Luke 1:26-38 – The 4th Sunday of Advent – for December 21, 2014
“When Elizabeth was six months pregnant, God sent the angel Gabriel to Nazareth, a city in Galilee.” (Luke 1:26)
She was confused by these words and wondered what kind of greeting this might be. “The angel said, “Don’t be afraid, Mary, God is honoring you.”
“Mary,” in the sheltering darkness of the room, is alone but doesn’t feel lonely. She leans forward, alert.
Why does this moment feel different?
“Gabriel” slips unnoticed into the building, as hesitant as he is hopeful. With curious eyes, he scans the unfamiliar surroundings.
Is this the moment that will make a difference?
* * *
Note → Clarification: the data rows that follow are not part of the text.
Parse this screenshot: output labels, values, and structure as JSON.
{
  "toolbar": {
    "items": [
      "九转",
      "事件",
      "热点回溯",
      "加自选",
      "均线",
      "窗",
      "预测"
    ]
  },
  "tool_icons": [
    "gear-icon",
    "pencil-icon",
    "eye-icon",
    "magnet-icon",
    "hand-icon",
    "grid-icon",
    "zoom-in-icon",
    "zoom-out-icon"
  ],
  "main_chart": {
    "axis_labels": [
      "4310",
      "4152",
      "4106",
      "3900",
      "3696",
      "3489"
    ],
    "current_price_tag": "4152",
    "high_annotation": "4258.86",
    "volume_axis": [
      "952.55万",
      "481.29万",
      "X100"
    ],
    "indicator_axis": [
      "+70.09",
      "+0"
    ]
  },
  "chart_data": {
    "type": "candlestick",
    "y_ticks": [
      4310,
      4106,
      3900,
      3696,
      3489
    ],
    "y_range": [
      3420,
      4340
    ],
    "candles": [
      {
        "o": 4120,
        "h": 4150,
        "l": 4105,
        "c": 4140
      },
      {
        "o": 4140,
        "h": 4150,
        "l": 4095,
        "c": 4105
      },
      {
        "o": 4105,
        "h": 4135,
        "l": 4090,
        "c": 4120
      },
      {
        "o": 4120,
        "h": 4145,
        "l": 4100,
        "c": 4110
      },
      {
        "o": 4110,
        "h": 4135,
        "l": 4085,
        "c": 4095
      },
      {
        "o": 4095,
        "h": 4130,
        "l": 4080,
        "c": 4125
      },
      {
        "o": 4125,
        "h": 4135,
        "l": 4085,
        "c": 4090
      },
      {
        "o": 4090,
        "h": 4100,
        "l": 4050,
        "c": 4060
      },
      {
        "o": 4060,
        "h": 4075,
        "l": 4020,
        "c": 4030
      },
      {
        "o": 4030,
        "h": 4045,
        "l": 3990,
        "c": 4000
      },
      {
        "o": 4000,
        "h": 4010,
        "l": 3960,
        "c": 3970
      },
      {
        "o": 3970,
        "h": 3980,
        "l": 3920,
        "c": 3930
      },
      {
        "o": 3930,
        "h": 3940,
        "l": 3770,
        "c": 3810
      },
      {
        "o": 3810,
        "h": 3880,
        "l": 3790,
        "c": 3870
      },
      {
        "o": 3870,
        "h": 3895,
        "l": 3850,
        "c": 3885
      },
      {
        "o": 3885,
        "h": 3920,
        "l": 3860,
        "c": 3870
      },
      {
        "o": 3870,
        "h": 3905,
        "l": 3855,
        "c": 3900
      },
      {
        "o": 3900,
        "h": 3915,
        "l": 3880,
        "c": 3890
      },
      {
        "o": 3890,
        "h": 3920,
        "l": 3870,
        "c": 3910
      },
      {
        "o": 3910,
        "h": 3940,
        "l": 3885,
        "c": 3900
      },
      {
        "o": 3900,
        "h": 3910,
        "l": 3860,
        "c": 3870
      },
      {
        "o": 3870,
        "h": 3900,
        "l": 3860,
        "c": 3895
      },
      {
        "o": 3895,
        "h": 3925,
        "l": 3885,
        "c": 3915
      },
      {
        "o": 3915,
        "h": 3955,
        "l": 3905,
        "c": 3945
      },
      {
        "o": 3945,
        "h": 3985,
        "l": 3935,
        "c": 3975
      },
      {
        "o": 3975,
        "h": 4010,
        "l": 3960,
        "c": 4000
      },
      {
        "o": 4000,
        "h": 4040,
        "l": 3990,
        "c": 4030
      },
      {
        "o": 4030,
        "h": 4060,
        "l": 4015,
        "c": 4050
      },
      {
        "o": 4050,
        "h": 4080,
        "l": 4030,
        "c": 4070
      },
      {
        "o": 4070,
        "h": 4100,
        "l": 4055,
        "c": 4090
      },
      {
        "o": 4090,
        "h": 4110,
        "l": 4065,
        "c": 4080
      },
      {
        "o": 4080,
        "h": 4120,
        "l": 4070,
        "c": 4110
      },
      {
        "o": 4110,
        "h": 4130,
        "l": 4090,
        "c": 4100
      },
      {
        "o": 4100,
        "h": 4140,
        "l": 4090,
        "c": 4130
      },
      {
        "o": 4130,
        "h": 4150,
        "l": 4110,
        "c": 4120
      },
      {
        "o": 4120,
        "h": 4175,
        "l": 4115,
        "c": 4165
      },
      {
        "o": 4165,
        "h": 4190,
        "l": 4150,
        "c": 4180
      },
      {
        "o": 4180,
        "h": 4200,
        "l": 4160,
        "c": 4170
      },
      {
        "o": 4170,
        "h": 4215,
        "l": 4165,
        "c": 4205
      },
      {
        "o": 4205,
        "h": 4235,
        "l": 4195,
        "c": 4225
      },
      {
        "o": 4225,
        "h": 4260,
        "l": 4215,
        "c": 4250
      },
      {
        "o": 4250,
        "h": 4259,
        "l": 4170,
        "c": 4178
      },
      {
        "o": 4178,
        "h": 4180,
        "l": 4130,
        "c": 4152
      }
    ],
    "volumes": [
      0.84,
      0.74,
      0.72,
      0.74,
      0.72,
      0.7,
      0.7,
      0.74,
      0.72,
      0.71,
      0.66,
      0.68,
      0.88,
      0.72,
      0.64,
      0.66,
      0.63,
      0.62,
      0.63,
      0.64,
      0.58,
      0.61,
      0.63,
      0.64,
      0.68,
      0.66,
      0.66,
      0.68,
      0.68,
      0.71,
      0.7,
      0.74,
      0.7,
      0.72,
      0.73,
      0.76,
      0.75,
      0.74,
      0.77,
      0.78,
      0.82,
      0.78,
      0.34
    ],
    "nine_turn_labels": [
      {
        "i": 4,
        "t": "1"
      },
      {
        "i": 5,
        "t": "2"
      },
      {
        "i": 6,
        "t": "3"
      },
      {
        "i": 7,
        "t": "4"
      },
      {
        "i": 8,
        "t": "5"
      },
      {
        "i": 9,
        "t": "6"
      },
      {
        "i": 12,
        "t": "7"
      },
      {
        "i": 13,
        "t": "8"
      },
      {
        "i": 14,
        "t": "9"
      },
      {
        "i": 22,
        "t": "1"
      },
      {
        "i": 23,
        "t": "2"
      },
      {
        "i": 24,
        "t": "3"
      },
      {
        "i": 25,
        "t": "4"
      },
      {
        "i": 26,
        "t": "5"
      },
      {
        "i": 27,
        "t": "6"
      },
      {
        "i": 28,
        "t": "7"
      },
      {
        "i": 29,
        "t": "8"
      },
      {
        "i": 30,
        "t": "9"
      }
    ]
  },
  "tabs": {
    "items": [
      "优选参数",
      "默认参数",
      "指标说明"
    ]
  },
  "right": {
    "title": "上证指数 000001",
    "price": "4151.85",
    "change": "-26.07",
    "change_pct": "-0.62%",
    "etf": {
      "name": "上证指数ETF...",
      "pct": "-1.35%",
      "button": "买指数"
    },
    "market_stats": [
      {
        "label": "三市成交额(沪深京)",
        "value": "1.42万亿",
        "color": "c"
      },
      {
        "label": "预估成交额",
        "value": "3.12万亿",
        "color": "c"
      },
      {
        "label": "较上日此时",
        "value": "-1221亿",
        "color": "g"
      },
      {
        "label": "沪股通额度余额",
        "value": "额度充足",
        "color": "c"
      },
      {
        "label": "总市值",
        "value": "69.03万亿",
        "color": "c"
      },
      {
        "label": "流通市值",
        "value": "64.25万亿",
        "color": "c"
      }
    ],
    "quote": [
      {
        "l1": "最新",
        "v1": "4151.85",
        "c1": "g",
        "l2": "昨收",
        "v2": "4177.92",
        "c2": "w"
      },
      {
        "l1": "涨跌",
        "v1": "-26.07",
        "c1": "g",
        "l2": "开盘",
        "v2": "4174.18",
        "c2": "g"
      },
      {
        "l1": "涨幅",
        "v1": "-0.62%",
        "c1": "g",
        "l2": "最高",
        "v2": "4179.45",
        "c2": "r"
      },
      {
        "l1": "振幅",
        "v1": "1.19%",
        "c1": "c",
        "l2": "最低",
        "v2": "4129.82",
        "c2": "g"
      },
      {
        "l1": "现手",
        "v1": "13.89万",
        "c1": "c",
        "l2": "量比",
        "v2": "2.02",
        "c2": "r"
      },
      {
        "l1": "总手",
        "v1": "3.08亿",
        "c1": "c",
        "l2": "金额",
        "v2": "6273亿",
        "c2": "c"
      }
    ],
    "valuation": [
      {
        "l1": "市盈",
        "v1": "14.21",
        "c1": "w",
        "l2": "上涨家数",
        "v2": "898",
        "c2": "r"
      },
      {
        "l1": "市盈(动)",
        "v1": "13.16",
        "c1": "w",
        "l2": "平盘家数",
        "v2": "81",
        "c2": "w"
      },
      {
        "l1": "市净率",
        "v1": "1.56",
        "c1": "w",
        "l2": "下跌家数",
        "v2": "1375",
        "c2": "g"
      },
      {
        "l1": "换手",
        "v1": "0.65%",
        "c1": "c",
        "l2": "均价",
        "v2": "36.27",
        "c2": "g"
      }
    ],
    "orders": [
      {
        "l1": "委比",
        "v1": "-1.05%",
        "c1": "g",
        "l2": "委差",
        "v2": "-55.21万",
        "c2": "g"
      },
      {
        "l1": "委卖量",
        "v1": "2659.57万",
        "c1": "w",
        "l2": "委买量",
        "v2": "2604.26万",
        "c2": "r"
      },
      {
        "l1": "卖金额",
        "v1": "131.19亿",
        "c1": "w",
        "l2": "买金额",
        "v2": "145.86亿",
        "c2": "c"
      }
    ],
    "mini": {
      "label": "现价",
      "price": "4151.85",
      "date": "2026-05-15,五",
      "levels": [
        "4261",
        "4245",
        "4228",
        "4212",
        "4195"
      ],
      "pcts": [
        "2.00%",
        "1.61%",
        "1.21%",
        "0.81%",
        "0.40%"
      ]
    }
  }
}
In several of the churches I served, I asked a young woman—maybe fourteen or fifteen years old—to read Luke’s familiar verses where Mary was informed about her impending pregnancy. I wanted a reminder that the first Christmas story hinged on the voiceless. In the so-called Bible times, all women were considered property; Mary’s identity would always be based on which him she married. She was merely some man’s future wife from a ho-hum village in a meaningless region that barely appeared as a dot on the sprawling map of the empire. Like a million other female nobodies, Mary lived in an era when the powerful trampled the weak, and the haughty rich acquired more treasure while the humiliated poor spiraled deeper into poverty. (Though it’s always been and still is this way.) Continue reading →